An adverse ruling could potentially call into question plans for a permanent EU bailout mechanism but most expect Germany to continue its payments, in line with arguments by Finance Minister Wolfgang Schäuble, who testified in person.
Given popular discontent in Germany against eurozone bailouts, others in the 17-nation bloc will follow the proceedings closely to determine how much leeway Chancellor Angela Merkel has to commit to future EU rescue plans.
Lawmakers in the Bundestag, or lower house of parliament, including within the ruling conservative coalition, have become outspoken opponents of additional aid for countries they see as having flouted EU rules without any consideration of the consequence.
For the critics, Berlin’s involvement in the debt rescue plan violates the German Constitution by undercutting parliament’s rights to review and determine the national budget.
Chief Judge Andreas Vosskuhle stressed Tuesday that he did not seek to determine whether Germany was obliged to help save Greece but rather to “define limits that the law imposes on politicians.”
Commerzbank analyst Eckart Tuchtfeld noted that the court could take issue with the fact that loan guarantees committed future budgets and therefore restricted the parliament’s budgetary rights.
Peter Gauweiler, a conservative deputy who is one of the plaintiffs, claimed that EU rescue plans and the mooted permanent European Stability Mechanism constituted “a de-facto abrogation of (parliament’s) budget sovereignty.”
Lawyer Albrecht Schachtschneider said that successive bailout measures were economically flawed and that “what is economically flawed cannot be legally just.”
The court’s ruling is thus expected to weigh the legality of German participation in the ESM, a permanent rescue fund designed to replace the current European Financial Stability Facility (EFSF) in mid-2013.
German judges might require changes such as a systematic parliamentary vote on requests for ESM funds, a condition which is not formally the case at present.
Joachim Starbatty, a university professor who was one of the first to file a complaint with the court, summed up his position by saying: “We find ourselves on a path we cannot see the end of and we want to know if this is the right path.”
The court in the southwestern city of Karlsruhe is hearing appeals against the government’s decisions to contribute to rescues for debt-laden Greece last year and the EFSF, which was established thereafter.
The decisions committed Germany to guaranteeing loans of up to €22.4 billion ($32.4 billion) for Greece and more than €200 billion for Ireland and Portugal.
In May 2010, the court rejected a request for an injunction against payment of the German aid.
The new ruling is to deal with the matter in greater debt and is expected only in a few months but questions raised by the court should point to the issues it considers most pertinent.

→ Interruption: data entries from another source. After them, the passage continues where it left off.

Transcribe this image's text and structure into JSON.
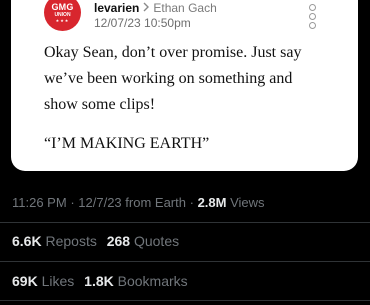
{
  "tweet": {
    "avatar": {
      "line1": "GMG",
      "line2": "UNION",
      "line3": "★★★"
    },
    "username": "levarien",
    "chevron_icon": "chevron-right-icon",
    "display_name": "Ethan Gach",
    "timestamp": "12/07/23 10:50pm",
    "lines": [
      "Okay Sean, don’t over promise. Just say",
      "we’ve been working on something and",
      "show some clips!"
    ],
    "quote": "“I’M MAKING EARTH”"
  },
  "meta": {
    "time": "11:26 PM",
    "sep1": "·",
    "date": "12/7/23",
    "source": "from Earth",
    "sep2": "·",
    "views_count": "2.8M",
    "views_label": "Views"
  },
  "stats": {
    "reposts_count": "6.6K",
    "reposts_label": "Reposts",
    "quotes_count": "268",
    "quotes_label": "Quotes",
    "likes_count": "69K",
    "likes_label": "Likes",
    "bookmarks_count": "1.8K",
    "bookmarks_label": "Bookmarks"
  }
}
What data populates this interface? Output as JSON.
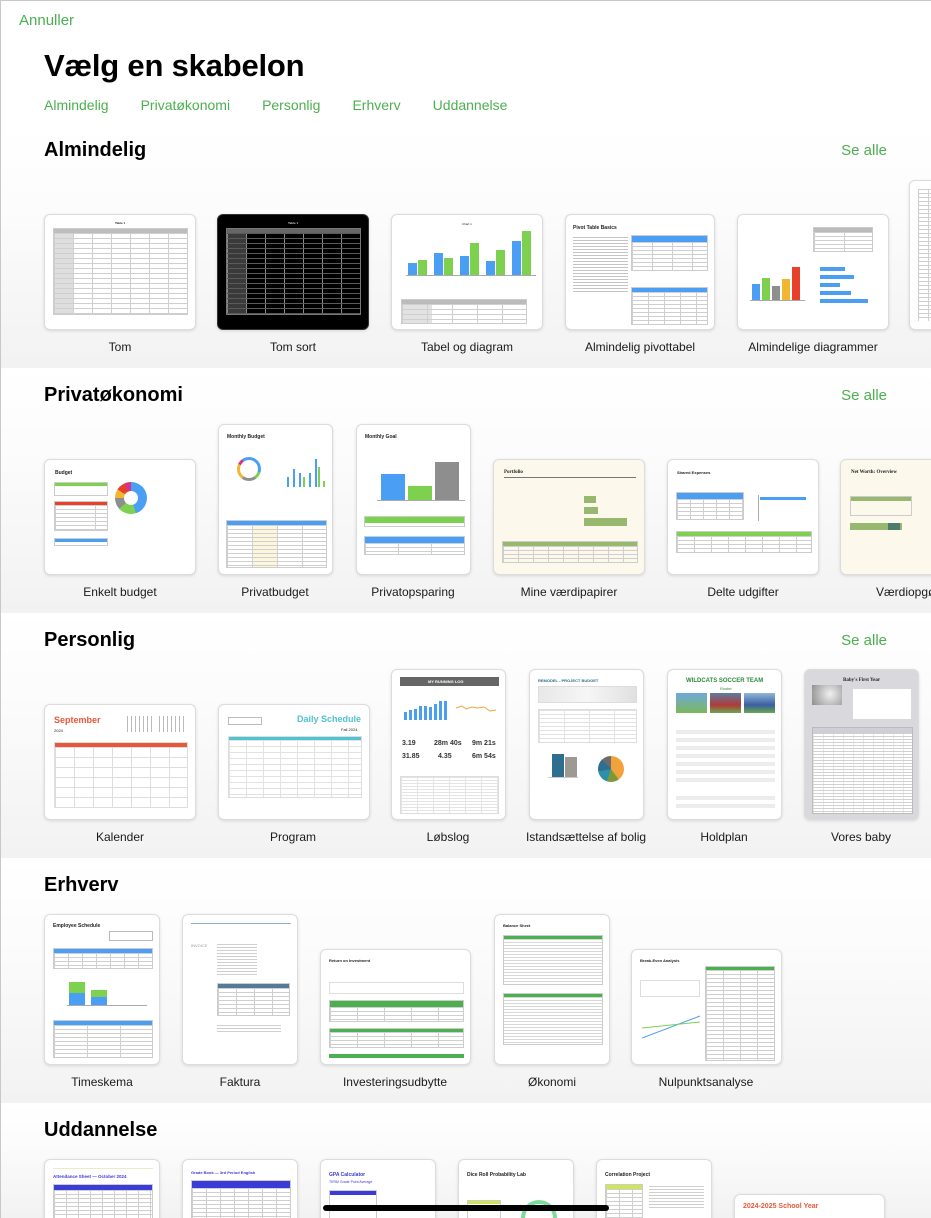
{
  "header": {
    "cancel_label": "Annuller",
    "title": "Vælg en skabelon",
    "nav": [
      "Almindelig",
      "Privatøkonomi",
      "Personlig",
      "Erhverv",
      "Uddannelse"
    ]
  },
  "colors": {
    "accent": "#4caf50",
    "text": "#000000",
    "section_bottom": "#f2f2f2"
  },
  "sections": [
    {
      "title": "Almindelig",
      "see_all": "Se alle",
      "templates": [
        {
          "label": "Tom",
          "preview_title": "Table 1"
        },
        {
          "label": "Tom sort",
          "preview_title": "Table 1"
        },
        {
          "label": "Tabel og diagram",
          "preview_title": "Chart 1"
        },
        {
          "label": "Almindelig pivottabel",
          "preview_title": "Pivot Table Basics"
        },
        {
          "label": "Almindelige diagrammer",
          "preview_title": "Column Chart"
        }
      ]
    },
    {
      "title": "Privatøkonomi",
      "see_all": "Se alle",
      "templates": [
        {
          "label": "Enkelt budget",
          "preview_title": "Budget"
        },
        {
          "label": "Privatbudget",
          "preview_title": "Monthly Budget"
        },
        {
          "label": "Privatopsparing",
          "preview_title": "Monthly Goal"
        },
        {
          "label": "Mine værdipapirer",
          "preview_title": "Portfolio"
        },
        {
          "label": "Delte udgifter",
          "preview_title": "Shared Expenses"
        },
        {
          "label": "Værdiopgø",
          "preview_title": "Net Worth: Overview"
        }
      ]
    },
    {
      "title": "Personlig",
      "see_all": "Se alle",
      "templates": [
        {
          "label": "Kalender",
          "preview_title": "September",
          "preview_sub": "2024"
        },
        {
          "label": "Program",
          "preview_title": "Daily Schedule",
          "preview_sub": "Fall 2024"
        },
        {
          "label": "Løbslog",
          "preview_title": "MY RUNNING LOG",
          "stats": [
            "3.19",
            "28m 40s",
            "9m 21s",
            "31.85",
            "4.35",
            "6m 54s"
          ]
        },
        {
          "label": "Istandsættelse af bolig",
          "preview_title": "REMODEL - PROJECT BUDGET"
        },
        {
          "label": "Holdplan",
          "preview_title": "WILDCATS SOCCER TEAM",
          "preview_sub": "Roster"
        },
        {
          "label": "Vores baby",
          "preview_title": "Baby's First Year"
        }
      ]
    },
    {
      "title": "Erhverv",
      "templates": [
        {
          "label": "Timeskema",
          "preview_title": "Employee Schedule"
        },
        {
          "label": "Faktura",
          "preview_title": "INVOICE"
        },
        {
          "label": "Investeringsudbytte",
          "preview_title": "Return on Investment"
        },
        {
          "label": "Økonomi",
          "preview_title": "Balance Sheet"
        },
        {
          "label": "Nulpunktsanalyse",
          "preview_title": "Break-Even Analysis"
        }
      ]
    },
    {
      "title": "Uddannelse",
      "templates": [
        {
          "preview_title": "Attendance Sheet — October 2024"
        },
        {
          "preview_title": "Grade Book — 3rd Period English"
        },
        {
          "preview_title": "GPA Calculator",
          "preview_sub": "TERM Grade Point Average"
        },
        {
          "preview_title": "Dice Roll Probability Lab"
        },
        {
          "preview_title": "Correlation Project"
        },
        {
          "preview_title": "2024-2025 School Year"
        }
      ]
    }
  ]
}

In the light of its earlier verdicts, “it seems very unlikely that the court will force Germany to withdraw its commitment to the current rescue facilities,” Citigroup Global Markets economist Jürgen Michels commented.
Finance Minister Schäuble argued in a statement to the court that Berlin had to stand alongside its eurozone partners, saying “a common currency cannot make it without solidarity among its members.”
He added that “no significant measure to stabilise the eurozone has been taken without the parliament’s support.”
Schäuble, a jurist by training, also noted that EU treaties allowed member countries to provide “mutual support” in times of need.